-- WORK REQUEST --
Give the data again exactly, without its images.

-- DATA FOR THE TASK --
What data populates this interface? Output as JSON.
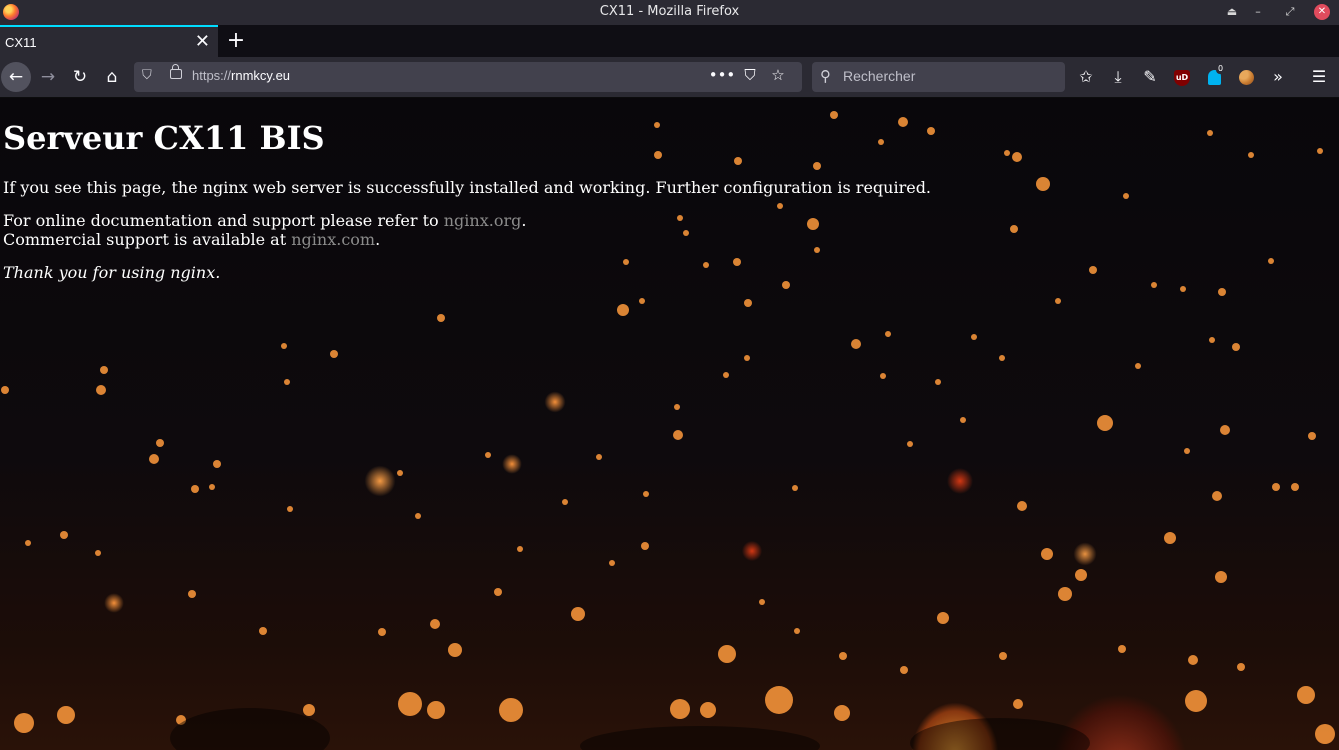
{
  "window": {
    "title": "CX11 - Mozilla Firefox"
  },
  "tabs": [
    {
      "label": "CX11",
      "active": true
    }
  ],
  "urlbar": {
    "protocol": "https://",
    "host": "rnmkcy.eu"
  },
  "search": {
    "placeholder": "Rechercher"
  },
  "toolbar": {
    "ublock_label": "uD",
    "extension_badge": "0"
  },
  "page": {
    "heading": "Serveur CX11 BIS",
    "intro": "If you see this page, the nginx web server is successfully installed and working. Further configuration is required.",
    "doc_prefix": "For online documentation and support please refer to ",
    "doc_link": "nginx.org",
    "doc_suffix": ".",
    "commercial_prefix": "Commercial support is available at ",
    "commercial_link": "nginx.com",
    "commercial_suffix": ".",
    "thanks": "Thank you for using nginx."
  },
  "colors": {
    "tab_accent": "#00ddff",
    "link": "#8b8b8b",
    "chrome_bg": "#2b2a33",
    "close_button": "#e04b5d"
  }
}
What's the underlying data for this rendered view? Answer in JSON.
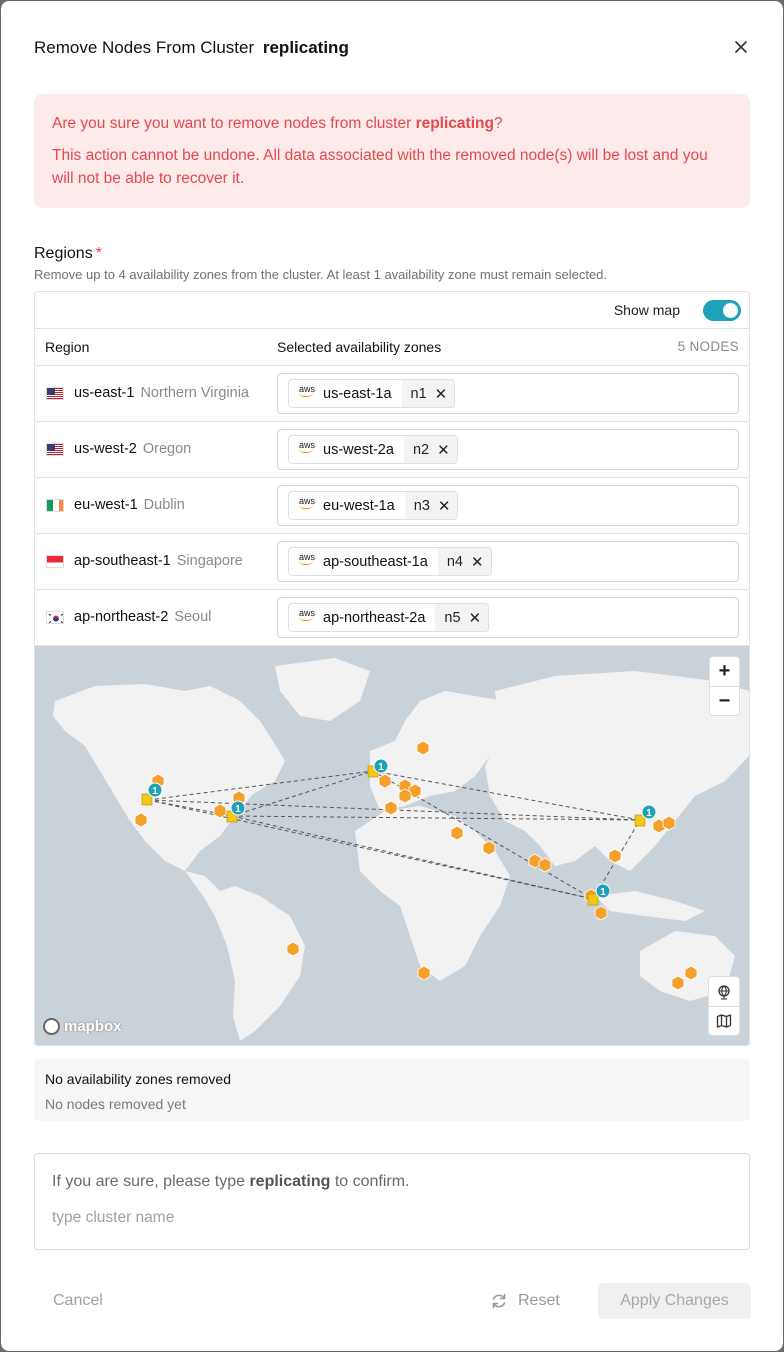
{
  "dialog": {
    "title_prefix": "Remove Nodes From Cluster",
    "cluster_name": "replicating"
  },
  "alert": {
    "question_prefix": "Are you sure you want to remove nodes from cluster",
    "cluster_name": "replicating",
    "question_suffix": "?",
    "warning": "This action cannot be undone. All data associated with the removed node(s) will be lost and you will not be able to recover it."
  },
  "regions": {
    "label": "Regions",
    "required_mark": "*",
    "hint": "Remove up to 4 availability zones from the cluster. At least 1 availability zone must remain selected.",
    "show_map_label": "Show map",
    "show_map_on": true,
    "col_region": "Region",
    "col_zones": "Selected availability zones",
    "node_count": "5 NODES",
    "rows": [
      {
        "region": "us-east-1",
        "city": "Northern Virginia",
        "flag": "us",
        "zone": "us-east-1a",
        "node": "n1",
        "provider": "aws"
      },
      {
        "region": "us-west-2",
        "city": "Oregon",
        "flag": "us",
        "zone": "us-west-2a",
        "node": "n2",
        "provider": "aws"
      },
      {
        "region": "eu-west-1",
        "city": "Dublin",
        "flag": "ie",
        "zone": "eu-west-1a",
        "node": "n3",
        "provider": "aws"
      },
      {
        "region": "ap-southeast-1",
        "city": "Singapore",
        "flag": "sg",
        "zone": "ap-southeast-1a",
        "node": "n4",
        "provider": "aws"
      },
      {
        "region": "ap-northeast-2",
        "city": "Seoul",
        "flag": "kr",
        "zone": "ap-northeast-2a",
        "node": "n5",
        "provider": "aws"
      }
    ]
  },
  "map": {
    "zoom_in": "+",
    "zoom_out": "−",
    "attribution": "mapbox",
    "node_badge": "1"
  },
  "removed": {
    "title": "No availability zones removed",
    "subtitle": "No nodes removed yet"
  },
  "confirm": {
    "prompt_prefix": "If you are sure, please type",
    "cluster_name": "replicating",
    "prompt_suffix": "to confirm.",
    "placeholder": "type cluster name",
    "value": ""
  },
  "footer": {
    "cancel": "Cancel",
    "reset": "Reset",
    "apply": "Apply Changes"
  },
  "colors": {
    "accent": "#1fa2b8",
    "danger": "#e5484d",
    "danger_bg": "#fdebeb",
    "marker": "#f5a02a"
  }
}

-- RESPONSE TO THIS EXERCISE --
What data populates this interface? Output as JSON.
{
  "window": {
    "title": "CX11 - Mozilla Firefox"
  },
  "tabs": [
    {
      "label": "CX11",
      "active": true
    }
  ],
  "urlbar": {
    "protocol": "https://",
    "host": "rnmkcy.eu"
  },
  "search": {
    "placeholder": "Rechercher"
  },
  "toolbar": {
    "ublock_label": "uD",
    "extension_badge": "0"
  },
  "page": {
    "heading": "Serveur CX11 BIS",
    "intro": "If you see this page, the nginx web server is successfully installed and working. Further configuration is required.",
    "doc_prefix": "For online documentation and support please refer to ",
    "doc_link": "nginx.org",
    "doc_suffix": ".",
    "commercial_prefix": "Commercial support is available at ",
    "commercial_link": "nginx.com",
    "commercial_suffix": ".",
    "thanks": "Thank you for using nginx."
  },
  "colors": {
    "tab_accent": "#00ddff",
    "link": "#8b8b8b",
    "chrome_bg": "#2b2a33",
    "close_button": "#e04b5d"
  }
}
What's the underlying data for this rendered view? Answer in JSON.
{
  "dialog": {
    "title_prefix": "Remove Nodes From Cluster",
    "cluster_name": "replicating"
  },
  "alert": {
    "question_prefix": "Are you sure you want to remove nodes from cluster",
    "cluster_name": "replicating",
    "question_suffix": "?",
    "warning": "This action cannot be undone. All data associated with the removed node(s) will be lost and you will not be able to recover it."
  },
  "regions": {
    "label": "Regions",
    "required_mark": "*",
    "hint": "Remove up to 4 availability zones from the cluster. At least 1 availability zone must remain selected.",
    "show_map_label": "Show map",
    "show_map_on": true,
    "col_region": "Region",
    "col_zones": "Selected availability zones",
    "node_count": "5 NODES",
    "rows": [
      {
        "region": "us-east-1",
        "city": "Northern Virginia",
        "flag": "us",
        "zone": "us-east-1a",
        "node": "n1",
        "provider": "aws"
      },
      {
        "region": "us-west-2",
        "city": "Oregon",
        "flag": "us",
        "zone": "us-west-2a",
        "node": "n2",
        "provider": "aws"
      },
      {
        "region": "eu-west-1",
        "city": "Dublin",
        "flag": "ie",
        "zone": "eu-west-1a",
        "node": "n3",
        "provider": "aws"
      },
      {
        "region": "ap-southeast-1",
        "city": "Singapore",
        "flag": "sg",
        "zone": "ap-southeast-1a",
        "node": "n4",
        "provider": "aws"
      },
      {
        "region": "ap-northeast-2",
        "city": "Seoul",
        "flag": "kr",
        "zone": "ap-northeast-2a",
        "node": "n5",
        "provider": "aws"
      }
    ]
  },
  "map": {
    "zoom_in": "+",
    "zoom_out": "−",
    "attribution": "mapbox",
    "node_badge": "1"
  },
  "removed": {
    "title": "No availability zones removed",
    "subtitle": "No nodes removed yet"
  },
  "confirm": {
    "prompt_prefix": "If you are sure, please type",
    "cluster_name": "replicating",
    "prompt_suffix": "to confirm.",
    "placeholder": "type cluster name",
    "value": ""
  },
  "footer": {
    "cancel": "Cancel",
    "reset": "Reset",
    "apply": "Apply Changes"
  },
  "colors": {
    "accent": "#1fa2b8",
    "danger": "#e5484d",
    "danger_bg": "#fdebeb",
    "marker": "#f5a02a"
  }
}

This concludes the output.